|System: Wii||Review Rating Legend|
|Dev: Grasshopper / Tecmo||1.0 - 1.9 = Avoid||4.0 - 4.4 = Great|
|Pub: Nintendo||2.0 - 2.4 = Poor||4.5 - 4.9 = Must Buy|
|Release: TBA 2008||2.5 - 2.9 = Average||5.0 = The Best|
|Players: 1||3.0 - 3.4 = Fair|
|ESRB Rating: Pending||3.5 - 3.9 = Good|
by Amanda L. Kondolojy
August 18, 2008 - The Fatal Frame series has long been a cult classic of sorts among survival horror fans. It has had several previous iterations on the PlayStation 2 and Xbox, which have met with modest success. But the Fatal Frame series has never quite reached the blockbuster status earned by the Resident Evil and Silent Hill series. But it did develop a very small but strong fan following, and it has been earning a reputation of delivering all the screams horror fans want, with none of the gunplay.
The central mechanic used in the Fatal Frame series is the use of a special camera that is able to capture the souls of any sub-human attacker. This camera is referred to as the Camera Obscura. Its origins are unknown, but it works like a charm. The camera not only neutralizes the ghost's paranormal form, but also seals it with in the camera film itself. So, don't get those prints developed!

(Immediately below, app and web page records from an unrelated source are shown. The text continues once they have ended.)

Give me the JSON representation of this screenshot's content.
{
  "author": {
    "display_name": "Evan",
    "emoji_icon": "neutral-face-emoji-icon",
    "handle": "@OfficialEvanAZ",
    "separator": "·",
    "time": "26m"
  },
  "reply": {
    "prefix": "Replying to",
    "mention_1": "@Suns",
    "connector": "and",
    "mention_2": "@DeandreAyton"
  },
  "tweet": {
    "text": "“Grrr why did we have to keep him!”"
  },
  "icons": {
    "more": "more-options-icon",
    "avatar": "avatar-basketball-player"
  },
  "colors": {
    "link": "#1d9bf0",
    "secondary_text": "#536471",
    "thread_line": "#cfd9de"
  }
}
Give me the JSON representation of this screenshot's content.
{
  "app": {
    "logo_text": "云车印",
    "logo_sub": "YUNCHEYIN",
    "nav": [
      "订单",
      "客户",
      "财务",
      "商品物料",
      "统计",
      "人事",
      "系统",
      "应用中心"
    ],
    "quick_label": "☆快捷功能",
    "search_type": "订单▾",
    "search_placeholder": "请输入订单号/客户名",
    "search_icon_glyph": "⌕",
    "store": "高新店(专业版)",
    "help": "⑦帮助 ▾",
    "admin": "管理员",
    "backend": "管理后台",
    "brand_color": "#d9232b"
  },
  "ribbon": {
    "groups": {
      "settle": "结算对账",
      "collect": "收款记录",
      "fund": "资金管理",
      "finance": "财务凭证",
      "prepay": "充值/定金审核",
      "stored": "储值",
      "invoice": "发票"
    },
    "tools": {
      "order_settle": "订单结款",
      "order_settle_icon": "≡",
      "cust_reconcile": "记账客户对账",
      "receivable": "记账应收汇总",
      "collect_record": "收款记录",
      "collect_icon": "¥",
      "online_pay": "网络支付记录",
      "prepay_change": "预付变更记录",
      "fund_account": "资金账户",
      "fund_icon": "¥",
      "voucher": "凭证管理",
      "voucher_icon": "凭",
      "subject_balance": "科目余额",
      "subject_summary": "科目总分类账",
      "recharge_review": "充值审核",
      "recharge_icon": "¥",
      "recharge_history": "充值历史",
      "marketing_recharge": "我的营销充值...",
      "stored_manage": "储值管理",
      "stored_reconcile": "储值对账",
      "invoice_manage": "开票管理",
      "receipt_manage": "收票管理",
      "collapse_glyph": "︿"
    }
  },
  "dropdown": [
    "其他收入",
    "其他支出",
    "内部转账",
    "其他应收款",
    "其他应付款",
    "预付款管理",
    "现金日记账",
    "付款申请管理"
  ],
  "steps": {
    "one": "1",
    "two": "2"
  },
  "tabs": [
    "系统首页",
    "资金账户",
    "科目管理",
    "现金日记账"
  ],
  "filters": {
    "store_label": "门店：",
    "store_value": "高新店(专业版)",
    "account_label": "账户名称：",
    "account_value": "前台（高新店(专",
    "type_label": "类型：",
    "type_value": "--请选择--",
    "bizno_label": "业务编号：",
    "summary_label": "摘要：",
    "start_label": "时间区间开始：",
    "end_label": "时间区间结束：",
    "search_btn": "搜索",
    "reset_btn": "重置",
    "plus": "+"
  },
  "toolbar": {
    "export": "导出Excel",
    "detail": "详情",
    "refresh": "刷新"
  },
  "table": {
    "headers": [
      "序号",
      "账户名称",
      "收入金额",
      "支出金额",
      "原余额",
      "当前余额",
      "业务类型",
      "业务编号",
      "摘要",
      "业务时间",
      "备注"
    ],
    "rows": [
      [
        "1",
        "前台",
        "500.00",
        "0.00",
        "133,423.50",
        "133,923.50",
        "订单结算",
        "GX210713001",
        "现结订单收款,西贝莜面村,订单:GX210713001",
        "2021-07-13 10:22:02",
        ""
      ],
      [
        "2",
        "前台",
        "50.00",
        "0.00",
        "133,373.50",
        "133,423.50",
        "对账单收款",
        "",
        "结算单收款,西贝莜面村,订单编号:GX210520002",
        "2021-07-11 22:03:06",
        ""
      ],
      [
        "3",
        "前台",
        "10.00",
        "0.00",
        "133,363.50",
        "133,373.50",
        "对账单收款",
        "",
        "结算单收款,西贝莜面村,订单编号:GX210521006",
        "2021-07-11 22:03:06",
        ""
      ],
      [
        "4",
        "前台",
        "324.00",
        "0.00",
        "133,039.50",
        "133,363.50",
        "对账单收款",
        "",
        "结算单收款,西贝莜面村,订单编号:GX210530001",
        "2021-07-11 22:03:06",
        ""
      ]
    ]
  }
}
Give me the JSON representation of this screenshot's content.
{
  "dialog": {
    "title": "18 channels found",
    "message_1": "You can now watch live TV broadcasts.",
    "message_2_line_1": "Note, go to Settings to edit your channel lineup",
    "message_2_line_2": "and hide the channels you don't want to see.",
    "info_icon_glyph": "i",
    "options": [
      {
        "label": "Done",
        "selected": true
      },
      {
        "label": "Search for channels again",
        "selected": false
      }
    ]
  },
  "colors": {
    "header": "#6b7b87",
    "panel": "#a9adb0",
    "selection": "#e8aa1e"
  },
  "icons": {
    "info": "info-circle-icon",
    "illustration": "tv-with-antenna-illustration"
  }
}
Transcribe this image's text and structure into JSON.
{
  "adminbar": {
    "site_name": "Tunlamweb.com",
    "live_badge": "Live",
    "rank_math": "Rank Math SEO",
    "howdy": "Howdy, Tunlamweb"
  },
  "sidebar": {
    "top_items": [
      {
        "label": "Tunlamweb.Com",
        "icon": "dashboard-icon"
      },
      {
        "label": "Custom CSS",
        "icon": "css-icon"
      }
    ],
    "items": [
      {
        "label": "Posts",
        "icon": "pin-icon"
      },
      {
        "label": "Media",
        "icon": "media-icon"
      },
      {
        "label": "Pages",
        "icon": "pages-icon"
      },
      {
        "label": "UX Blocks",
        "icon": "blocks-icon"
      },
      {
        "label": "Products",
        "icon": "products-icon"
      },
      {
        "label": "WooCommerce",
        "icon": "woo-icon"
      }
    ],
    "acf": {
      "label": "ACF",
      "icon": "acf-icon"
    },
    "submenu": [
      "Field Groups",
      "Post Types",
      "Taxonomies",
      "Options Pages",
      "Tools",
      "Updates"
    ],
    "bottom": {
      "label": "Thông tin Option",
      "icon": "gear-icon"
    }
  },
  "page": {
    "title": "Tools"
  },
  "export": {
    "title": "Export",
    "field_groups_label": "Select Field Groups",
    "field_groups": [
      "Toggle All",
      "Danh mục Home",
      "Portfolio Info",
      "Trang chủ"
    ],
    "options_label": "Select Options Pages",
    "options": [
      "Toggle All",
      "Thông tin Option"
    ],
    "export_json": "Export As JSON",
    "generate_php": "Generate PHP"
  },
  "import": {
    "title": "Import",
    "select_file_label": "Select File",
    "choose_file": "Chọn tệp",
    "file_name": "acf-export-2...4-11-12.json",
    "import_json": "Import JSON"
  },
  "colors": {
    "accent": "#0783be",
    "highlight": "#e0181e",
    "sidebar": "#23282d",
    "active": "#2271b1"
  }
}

The plot in Fatal Frame: Mask of the Lunar Eclipse is separate from those in the previous titles and revolves around a group of young girls who were kidnapped in their childhood and brought to an evil mansion. The girls survived their kidnapping, but several years after the incident, two of the girls died under mysterious circumstances. The surviving girls return to the mansion to try and uncover the reason behind the victims' untimely demise. And, of course, what they find is that there is a supernatural presence pulling the strings in this very evil house.
You will be able to play as several different characters, each wandering alone and, of course, capturing ghostly figures. Early sources have said that there will be a total of six different playable characters. None of the characters have any obvious strengths or weaknesses and it is unknown how or why character switches take place. Although, I would be willing to wager this is probably due to some important plot points, which is fine with me.
As you might expect from a Wii game, there are some fairly interesting control mechanisms employed in this title. Motion controls are used, but probably not in the way you would think. When this title was announced almost a year ago, I expected to utilize the Wii-mote as an on-screen pointer that would allow for precise photography. But this title is going for a more vintage and traditional style, as it will use the Nunchuk's thumbstick to move and aim the camera left or right, and players are able to move it vertically by moving the Wii-mote up and down. You can also use the motion controls if you come into contact with an unsavory ghost and need to dodge their attacks. This is done via a quick shake of the Wii-mote.
Although the controls are unexpected, one thing that is even more exciting is how this game looks. Gameplay videos from the Japanese version look very polished and have some of the best graphics for the system so far. Cinema scenes and in-game graphics are essentially identical, and the game takes full advantage of the Wii's capabilities. Everything looks very detailed, including characters, ghosts, and backgrounds.
The style of the game is also quite noteworthy. The color palate is very dark, but characters shine with a very eerie fluorescence. This is the element that really stands out is the ghost design, which looks incredibly spooky. The ghosts' overall design features some signature Japanese elements, including dark, bloodied eyes and faces, as well as the trademark jerk-walk that we've come to expect from J-horror staples like The Ring and The Grudge. The overall look of the game is really modern, and it feels miles away from the over-used rotten corpses of the Resident Evil series.
Fatal Frame: Mask of the Lunar Eclipse has already seen a fairly successful Japanese release, and it looks poised to have a good run in America. The gameplay is reminiscent of the recent PSN title Siren: Blood Curse in the fact that it takes the gunplay out of the equation and substitutes it with more mundane means of defense. Your character is utterly defenseless, except for her camera, and this results in many more terrifying moments. Instead of going for cheap thrills, games like Fatal Frame: Mask of the Lunar Eclipse go for real scares, and that is something I think many horror fans have been waiting for.
Amanda L. Kondolojy
CCC Staff Contributor